A new device, the size of a postage stamp, may improve the efficiency in which clinicians can diagnose diseases.
Shivani Sathish, a Ph.D. student at Okinawa Institute of Science and Technology (OIST) Graduate University, led a team to develop a new printing stamp made of polydimethylsiloxane—a flexible solid similar to the rubber used in everyday stamps—to create the new diagnostic tool.
The team also developed an ink solution composed of molecules containing silicon and oxide called APTES and a surface out of glass.
After a short incubation, researchers coated the stamp with the ink and pressed it onto the glass.
They then sealed over glass a microfluidic device containing one or more microchannels configured to guide fluid through specific pathways. Bioreceptors are then chemically linked to the APTES regions within the microfluidic channels.
To diagnose a patient a fluid sample is delivered through the microfluidic device attached to the glass and if the pertinent disease biomarker is present, the molecule will stick to the areas containing the bioreceptors.

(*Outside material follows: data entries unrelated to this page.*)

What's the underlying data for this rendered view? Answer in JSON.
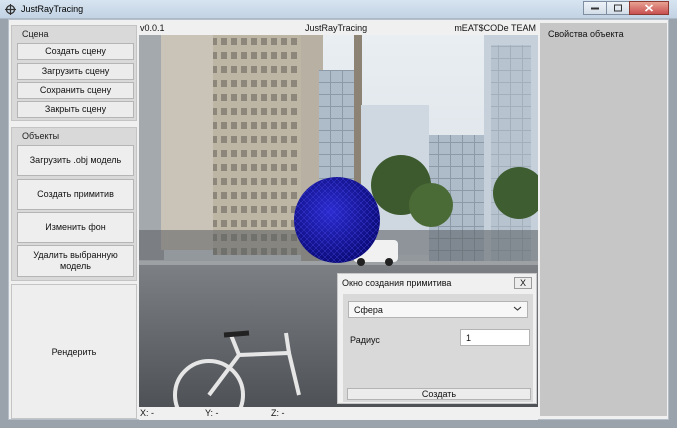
{
  "window": {
    "title": "JustRayTracing"
  },
  "scene_group": {
    "title": "Сцена",
    "create_label": "Создать сцену",
    "load_label": "Загрузить сцену",
    "save_label": "Сохранить сцену",
    "close_label": "Закрыть сцену"
  },
  "objects_group": {
    "title": "Объекты",
    "load_obj_label": "Загрузить .obj модель",
    "create_primitive_label": "Создать примитив",
    "change_bg_label": "Изменить фон",
    "delete_label": "Удалить выбранную модель"
  },
  "render": {
    "label": "Рендерить"
  },
  "viewport": {
    "version": "v0.0.1",
    "title": "JustRayTracing",
    "team": "mEAT$CODe TEAM",
    "x_label": "X: -",
    "y_label": "Y: -",
    "z_label": "Z: -",
    "sphere_color": "#1a1aa8"
  },
  "primitive_dialog": {
    "title": "Окно создания примитива",
    "close_label": "X",
    "selected_primitive": "Сфера",
    "radius_label": "Радиус",
    "radius_value": "1",
    "create_label": "Создать"
  },
  "properties": {
    "title": "Свойства объекта"
  }
}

Sathish said one stamp can be used to prepare an assay with the ability to immobilize a variety of different bioreceptors, allowing for multiple tests and diagnoses on a single surface.
“Depending on your bioreceptor of interest, you just have to choose the appropriate chemistry to link the molecule with the APTES,” Sathish said in a statement. “If you get your bioreceptors pre-immobilized within microfluidic devices you can then use them as diagnostic tools as and when required.
“[Eventually] instead of having a whole clinical team that processes your sample…we’re hoping that the patients can do it themselves at home,” she added.
The industry currently uses microfluidic bioassay devices to diagnose diseases, which allow clinicians to measure the concentration of disease biomarkers within a patient’s biological sample such as blood.
These devices indicate the likelihood of a disease based on a comparison of the biomarker concentration in the sample relative to the normal level. The patient’s blood is passed across a surface containing immobilized bioreceptors that allow the research to record the abundance of the biomarkers and determine whether the level is normal.
However, the efficiency of the devices relies on how intact and functional the attached bioreceptors are, making it difficult to immobilize the bioreceptors without causing damage.